Turlock High School student Trevor Cook gives THS Principal Marie Peterson a few lessons in welding during Thursday's FFA event at Turlock High School. - photo by CANDY PADILLA/The Journal

High school students of the local chapters of the Future Farmers of America contribute year round to the agriculture industry in their community, but once a year there is a special time to highlight these students’ efforts: National FFA week.

National FFA week presents the public an opportunity to not only become acquainted with national agriculture efforts but recognize the efforts of the youth in the local agriculture industry. While many locals are familiar with seeing the blue FFA jackets near the animal showing pens at the Stanislaus County Fair, these students work year-round to support and expand the agriculture industry. With topics ranging from animal showings to floral arrangements, dairy products identification to public speaking, FFA offers something for everyone. During National FFA Week chapters across the country host events pertaining to agricultural education and the students of Pitman High School and Turlock High School are no exception.

Turlock High School hosted lunchtime activities on Thursday that included pitting faculty against students in welding, wood shop and floral arrangement activities. The FFA week not only provides THS the opportunity to allow uninvolved students and faculty to become acquainted with the happenings of the agriculture industry, but also allows FFA students to showcase the organization that has served as a backbone of their education for years. 

Pitman High School will be holding their FFA festivities on Tuesday.

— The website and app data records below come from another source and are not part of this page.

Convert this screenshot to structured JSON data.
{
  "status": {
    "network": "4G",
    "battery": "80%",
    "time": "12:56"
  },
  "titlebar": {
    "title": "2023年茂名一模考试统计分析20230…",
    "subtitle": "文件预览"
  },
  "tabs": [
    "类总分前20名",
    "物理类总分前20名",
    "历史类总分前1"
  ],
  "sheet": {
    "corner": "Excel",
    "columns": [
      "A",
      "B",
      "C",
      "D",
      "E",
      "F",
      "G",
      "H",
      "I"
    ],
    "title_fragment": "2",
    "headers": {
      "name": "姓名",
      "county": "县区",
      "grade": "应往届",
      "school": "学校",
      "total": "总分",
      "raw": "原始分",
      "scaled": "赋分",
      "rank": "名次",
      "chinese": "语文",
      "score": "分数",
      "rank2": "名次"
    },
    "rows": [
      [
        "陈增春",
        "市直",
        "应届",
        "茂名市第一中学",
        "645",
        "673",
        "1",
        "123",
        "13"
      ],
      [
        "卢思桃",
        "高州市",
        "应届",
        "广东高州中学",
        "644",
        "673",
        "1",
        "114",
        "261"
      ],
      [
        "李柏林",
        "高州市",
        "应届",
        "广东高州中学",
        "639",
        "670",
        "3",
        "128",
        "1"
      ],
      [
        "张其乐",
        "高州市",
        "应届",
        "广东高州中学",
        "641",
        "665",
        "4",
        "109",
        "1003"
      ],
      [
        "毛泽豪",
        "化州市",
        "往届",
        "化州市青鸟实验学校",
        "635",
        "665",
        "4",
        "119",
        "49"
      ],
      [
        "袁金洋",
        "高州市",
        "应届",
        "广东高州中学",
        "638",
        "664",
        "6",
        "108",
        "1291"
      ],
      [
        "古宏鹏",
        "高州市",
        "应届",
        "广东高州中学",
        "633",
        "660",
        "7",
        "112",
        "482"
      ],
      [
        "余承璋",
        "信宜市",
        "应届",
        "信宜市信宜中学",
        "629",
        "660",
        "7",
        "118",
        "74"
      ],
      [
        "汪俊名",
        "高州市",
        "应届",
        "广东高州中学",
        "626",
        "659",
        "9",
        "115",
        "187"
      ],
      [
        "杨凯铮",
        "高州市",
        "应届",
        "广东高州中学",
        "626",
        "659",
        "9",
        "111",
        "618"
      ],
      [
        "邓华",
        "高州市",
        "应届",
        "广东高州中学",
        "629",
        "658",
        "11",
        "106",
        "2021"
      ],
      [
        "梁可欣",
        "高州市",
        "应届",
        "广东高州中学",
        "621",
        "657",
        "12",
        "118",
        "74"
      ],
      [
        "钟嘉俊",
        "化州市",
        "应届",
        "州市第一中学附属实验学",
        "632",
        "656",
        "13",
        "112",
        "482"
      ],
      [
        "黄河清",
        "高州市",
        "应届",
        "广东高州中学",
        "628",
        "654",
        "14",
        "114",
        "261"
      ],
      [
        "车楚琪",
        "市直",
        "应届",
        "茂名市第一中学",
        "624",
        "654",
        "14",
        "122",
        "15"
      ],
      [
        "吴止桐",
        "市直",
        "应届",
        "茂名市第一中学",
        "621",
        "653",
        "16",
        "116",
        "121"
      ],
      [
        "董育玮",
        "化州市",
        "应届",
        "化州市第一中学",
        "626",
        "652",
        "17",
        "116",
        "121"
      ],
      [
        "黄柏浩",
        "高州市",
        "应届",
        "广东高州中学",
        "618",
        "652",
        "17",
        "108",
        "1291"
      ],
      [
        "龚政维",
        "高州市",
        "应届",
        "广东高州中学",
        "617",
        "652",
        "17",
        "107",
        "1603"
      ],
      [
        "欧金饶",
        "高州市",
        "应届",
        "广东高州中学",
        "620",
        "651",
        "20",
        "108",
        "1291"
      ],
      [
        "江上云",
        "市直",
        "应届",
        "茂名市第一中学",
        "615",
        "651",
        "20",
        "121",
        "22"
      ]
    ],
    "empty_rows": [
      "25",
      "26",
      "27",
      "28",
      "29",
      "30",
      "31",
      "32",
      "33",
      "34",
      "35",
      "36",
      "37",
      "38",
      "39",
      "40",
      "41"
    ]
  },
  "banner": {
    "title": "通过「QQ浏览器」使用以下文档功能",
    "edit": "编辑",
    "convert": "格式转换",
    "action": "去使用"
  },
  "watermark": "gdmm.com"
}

“FFA and the ag industry has been a huge part of my life. It has taught me leadership skills, helped me with public speaking and provided me with so many opportunities,” said Makenzie Neves, a junior and current secretary of the THS FFA chapter. 

Evident by its motto of “Learning to do, doing to learn, earning to live and living to serve,” FFA offers students more than an afterschool activity: it lays a foundation for a career path.

“FFA keeps you busy during the years with showings and competitions and in the summer there are a lot of job opportunities. With the experience you get by the time you graduate you can really have a career and not just a job,” said Travis Alexander, a second year Pitman FFA member.

The local chapters are currently preparing for their showing season, which includes competitions in farm power or tractors and machinery, dairy product identifications, floral arrangements, animal showings of cattle, hogs, sheep, poultry and more. The hands-on approach to learning not only builds character in students, it motivates them to take charge of other areas of their life.

“FFA has really helped make me a well-rounded student,” said Pitman student Mckenze Darche.